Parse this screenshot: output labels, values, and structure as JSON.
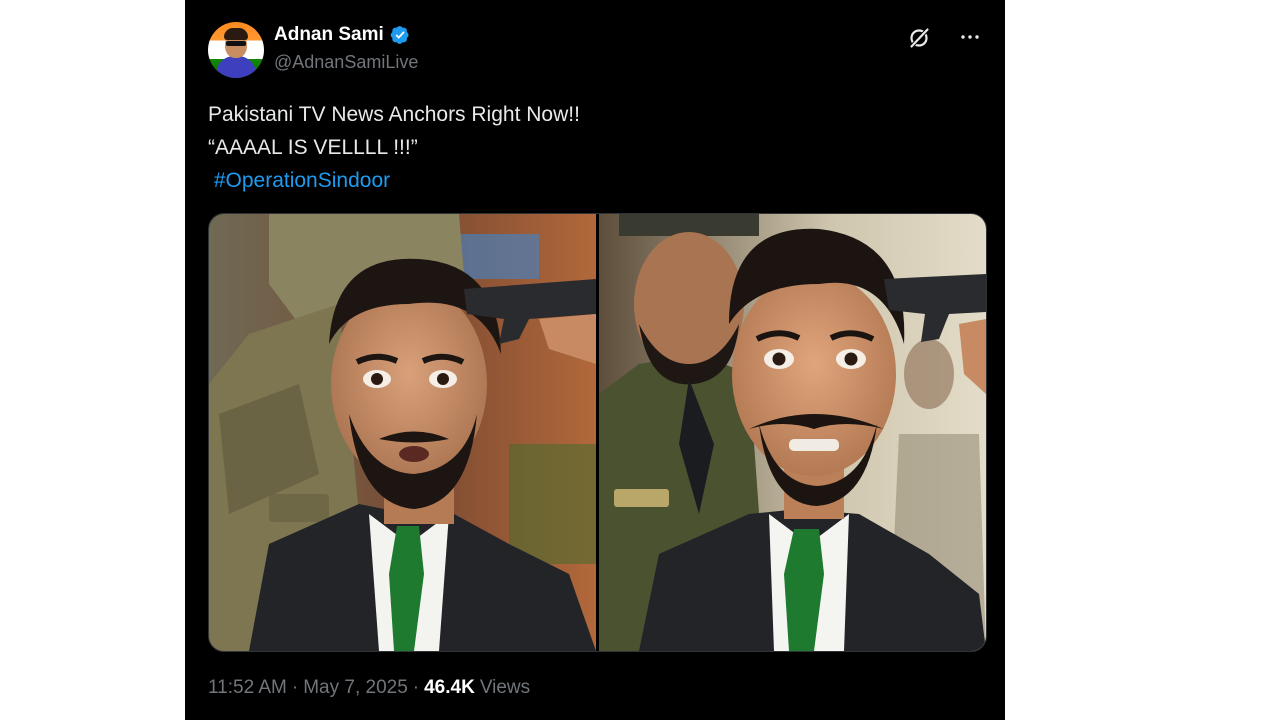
{
  "tweet": {
    "author": {
      "display_name": "Adnan Sami",
      "handle": "@AdnanSamiLive",
      "verified_icon": "verified-badge-icon",
      "avatar": "avatar"
    },
    "text_lines": [
      "Pakistani TV News Anchors Right Now!!",
      "“AAAAL IS VELLLL !!!”"
    ],
    "hashtag": " #OperationSindoor",
    "actions": {
      "grok_icon": "grok-icon",
      "more_icon": "more-icon"
    },
    "timestamp": {
      "time": "11:52 AM",
      "date": "May 7, 2025"
    },
    "separator": "·",
    "views": {
      "count": "46.4K",
      "label": "Views"
    },
    "colors": {
      "background": "#000000",
      "text": "#e7e9ea",
      "secondary_text": "#71767b",
      "link": "#1d9bf0",
      "verified": "#1d9bf0"
    }
  }
}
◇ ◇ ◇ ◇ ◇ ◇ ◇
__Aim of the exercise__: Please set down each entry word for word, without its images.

__Written response__:
Parse this screenshot: output labels, values, and structure as JSON.
{
  "tweet": {
    "author": {
      "display_name": "Adnan Sami",
      "handle": "@AdnanSamiLive",
      "verified_icon": "verified-badge-icon",
      "avatar": "avatar"
    },
    "text_lines": [
      "Pakistani TV News Anchors Right Now!!",
      "“AAAAL IS VELLLL !!!”"
    ],
    "hashtag": " #OperationSindoor",
    "actions": {
      "grok_icon": "grok-icon",
      "more_icon": "more-icon"
    },
    "timestamp": {
      "time": "11:52 AM",
      "date": "May 7, 2025"
    },
    "separator": "·",
    "views": {
      "count": "46.4K",
      "label": "Views"
    },
    "colors": {
      "background": "#000000",
      "text": "#e7e9ea",
      "secondary_text": "#71767b",
      "link": "#1d9bf0",
      "verified": "#1d9bf0"
    }
  }
}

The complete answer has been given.